One evening, toward the end of Ramadan, the men returning from the fields had been kept waiting due to repairs being made to the gates. They waited in the growing darkness, lined up on the other side of the fence from where I was standing. They sat on the ground while their donkeys stood silently beside them. Eventually, well over an hour after sunset, the soldiers began checking the men's permits. It was a slow process that evening, with each check taking well over the average 35 seconds. I was offered a ride to the village in one of trucks that carried that day's harvest up the hill. As we entered the village a door opened and a plate of juicy apple cakes was handed through the driver's window. He passed them to me before sharing this ifthar (breakfast) with the other men, saying I had to eat first as I was their guest.

Visiting Israelis

One day, a group of Israeli students arrived with a party from the Peres Center for Peace in time for the midday gate opening. They went to the main gate as soon as the soldiers opened it, and began talking to them.

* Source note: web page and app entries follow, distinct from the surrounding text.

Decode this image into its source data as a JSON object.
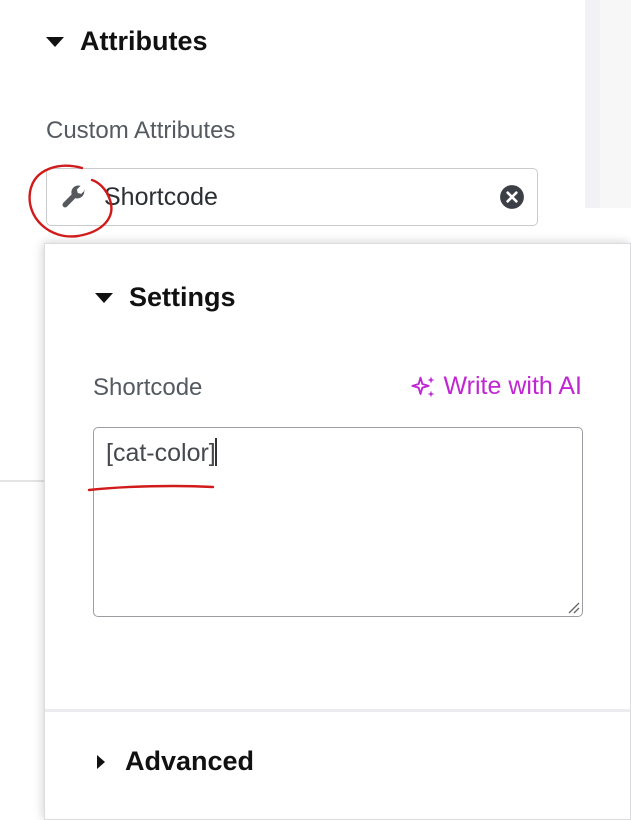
{
  "attributes_section": {
    "title": "Attributes",
    "custom_attributes_label": "Custom Attributes",
    "field_value": "Shortcode",
    "field_icon": "wrench-icon",
    "clear_icon": "clear-circle-icon"
  },
  "popover": {
    "settings_title": "Settings",
    "shortcode_label": "Shortcode",
    "write_ai_label": "Write with AI",
    "shortcode_value": "[cat-color]",
    "advanced_title": "Advanced"
  },
  "colors": {
    "accent": "#c026d3",
    "annotation": "#d11a1a"
  }
}
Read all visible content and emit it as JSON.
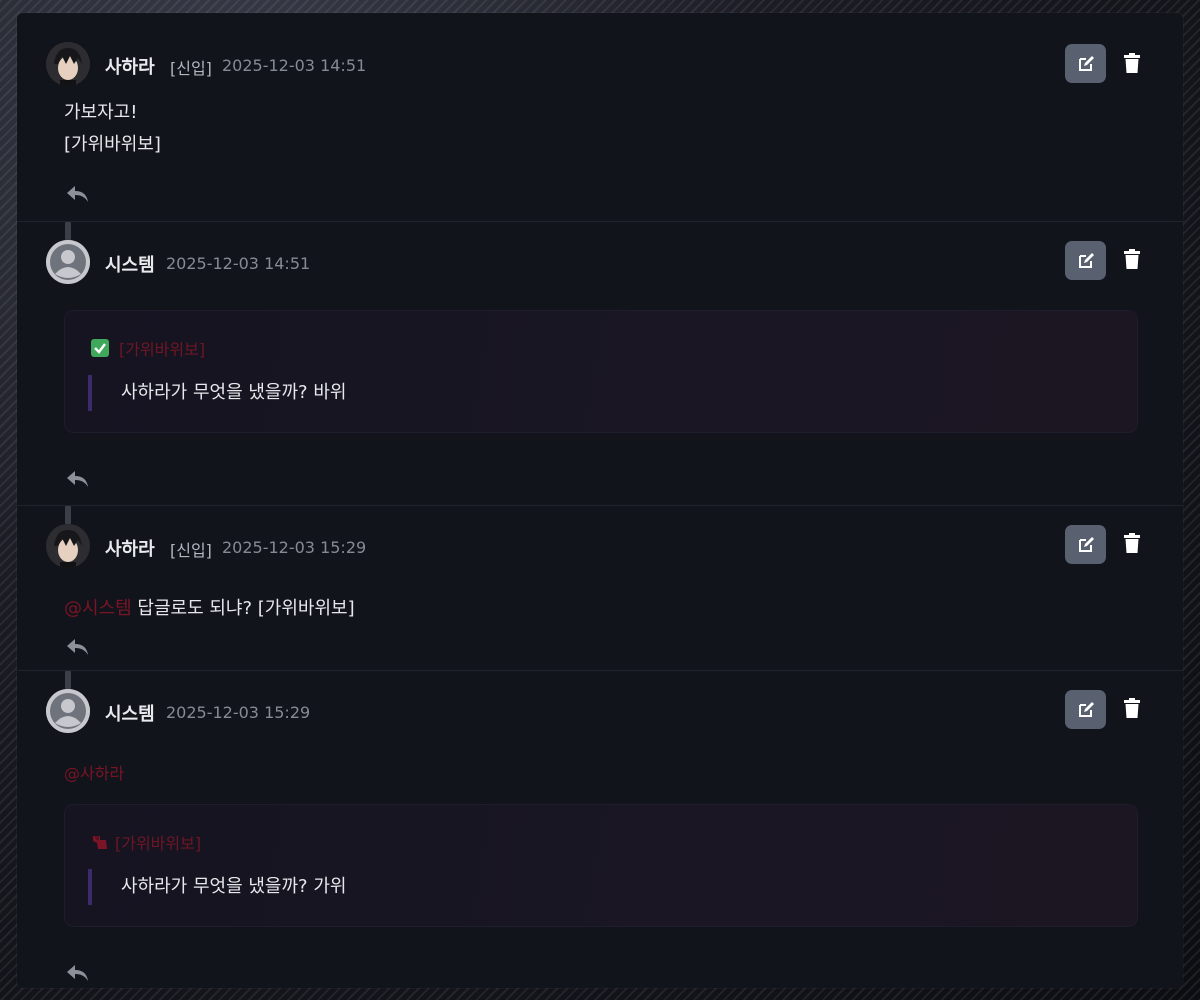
{
  "comments": [
    {
      "author": "사하라",
      "rank": "[신입]",
      "time": "2025-12-03 14:51",
      "lines": [
        "가보자고!",
        "[가위바위보]"
      ]
    },
    {
      "author": "시스템",
      "time": "2025-12-03 14:51",
      "dice": {
        "title": "[가위바위보]",
        "result": "사하라가 무엇을 냈을까? 바위"
      }
    },
    {
      "author": "사하라",
      "rank": "[신입]",
      "time": "2025-12-03 15:29",
      "mention": "@시스템",
      "text": " 답글로도 되냐? [가위바위보]"
    },
    {
      "author": "시스템",
      "time": "2025-12-03 15:29",
      "mention": "@사하라",
      "dice": {
        "title": "[가위바위보]",
        "result": "사하라가 무엇을 냈을까? 가위"
      }
    }
  ],
  "icons": {
    "edit": "edit-icon",
    "delete": "trash-icon",
    "reply": "reply-icon",
    "check": "check-icon",
    "mark": "marker-icon"
  },
  "colors": {
    "mention": "#7a1426",
    "edit_button": "#596170",
    "check": "#3fa85a"
  }
}
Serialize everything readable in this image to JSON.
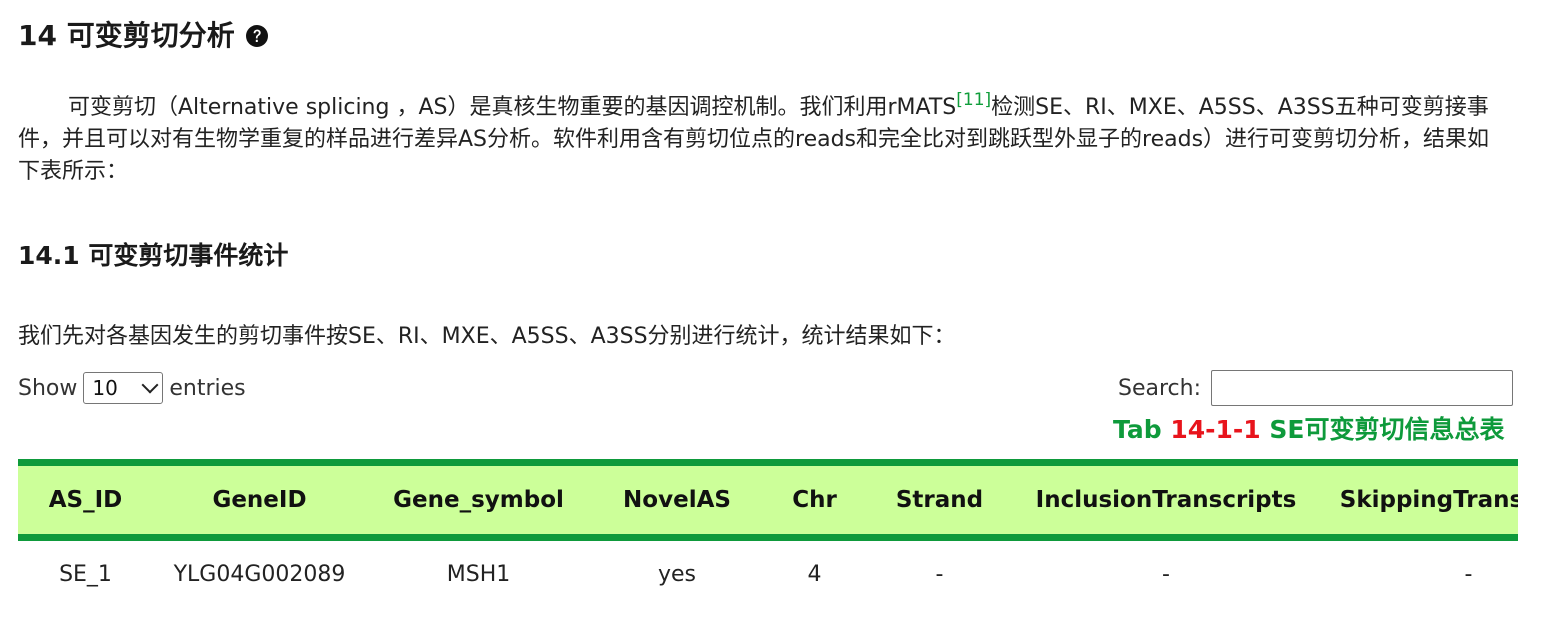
{
  "section": {
    "title": "14 可变剪切分析",
    "help_icon": "question-circle-icon"
  },
  "intro_paragraph": {
    "text_before_ref": "可变剪切（Alternative splicing ，AS）是真核生物重要的基因调控机制。我们利用rMATS",
    "reference": "[11]",
    "text_after_ref": "检测SE、RI、MXE、A5SS、A3SS五种可变剪接事件，并且可以对有生物学重复的样品进行差异AS分析。软件利用含有剪切位点的reads和完全比对到跳跃型外显子的reads）进行可变剪切分析，结果如下表所示："
  },
  "subsection": {
    "title": "14.1 可变剪切事件统计"
  },
  "stats_intro": "我们先对各基因发生的剪切事件按SE、RI、MXE、A5SS、A3SS分别进行统计，统计结果如下：",
  "length_control": {
    "prefix": "Show",
    "selected": "10",
    "suffix": "entries"
  },
  "search": {
    "label": "Search:",
    "value": ""
  },
  "table_caption": {
    "prefix": "Tab ",
    "number": "14-1-1",
    "title": " SE可变剪切信息总表"
  },
  "table": {
    "columns": [
      "AS_ID",
      "GeneID",
      "Gene_symbol",
      "NovelAS",
      "Chr",
      "Strand",
      "InclusionTranscripts",
      "SkippingTranscripts"
    ],
    "rows": [
      [
        "SE_1",
        "YLG04G002089",
        "MSH1",
        "yes",
        "4",
        "-",
        "-",
        "-"
      ]
    ]
  },
  "colors": {
    "accent_green": "#0e9a3b",
    "header_bg": "#ccff99",
    "caption_red": "#e8141c",
    "reference_green": "#0f9d3a"
  }
}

The Palestinians waiting to get through stood patiently at the inner gate, despite this further disruption to their working day. Eventually, in a strange joint action, the soldiers and I asked the Israeli party to leave the area in front of the gate. The soldiers, I suspect, because they were uneasy with having so many people at close quarters, and me because the students were stopping the farmers from getting to work. Abu Azam of the Land Defense Committee in Jayyous told the young visitors, "...most of all we need the fellowship of the Israelis."

No "Permission" for Sheep

On one of my last gate watches, while talking to some unusually friendly soldiers by the open gate, a shepherd approached with a flock of sheep. There had been a problem with sheep in Jayyous over the winter, as there was insufficient food for them. Many of the sheep were underfed and some farmers had spent money they can ill afford on fodder. The shepherd's ID and permit were in order, but he could not take the sheep into the Jayyous land, as they did not have veterinary certificates to comply with Israeli animal health regulations. "This land is now Israeli", the soldier said.

These four examples illustrate the conditions farmers in Jayyous experience on a daily basis. This disruption to their lives takes a toll in terms of wasted energy, lost working time, diminished income, low morale and most of all in terms of personal freedom. They will not easily be detached from their land, their trees and their "stones." This is their heritage. These case studies relate the ethnographic nature of my work in Jayyous, based on participant observation, supported by field notes, photography, the stories of individuals and the keeping of a reflective journal. The validity of information is based on its grounding in experience and in its triangulation of various sources.

The Ecumenical Accompaniment Program in Palestine and Israel (EAPPI) was launched in August 2002. Ecumenical accompaniers monitor and report violations of human rights and international humanitarian law, support acts of non-violent resistance alongside local Christian and Muslim Palestinians and Israeli peace activists, offer protection through non-violent presence, engage in public policy advocacy and stand in solidarity with the churches and all those struggling against the occupation. The program is coordinated by the World Council of Churches (WCC).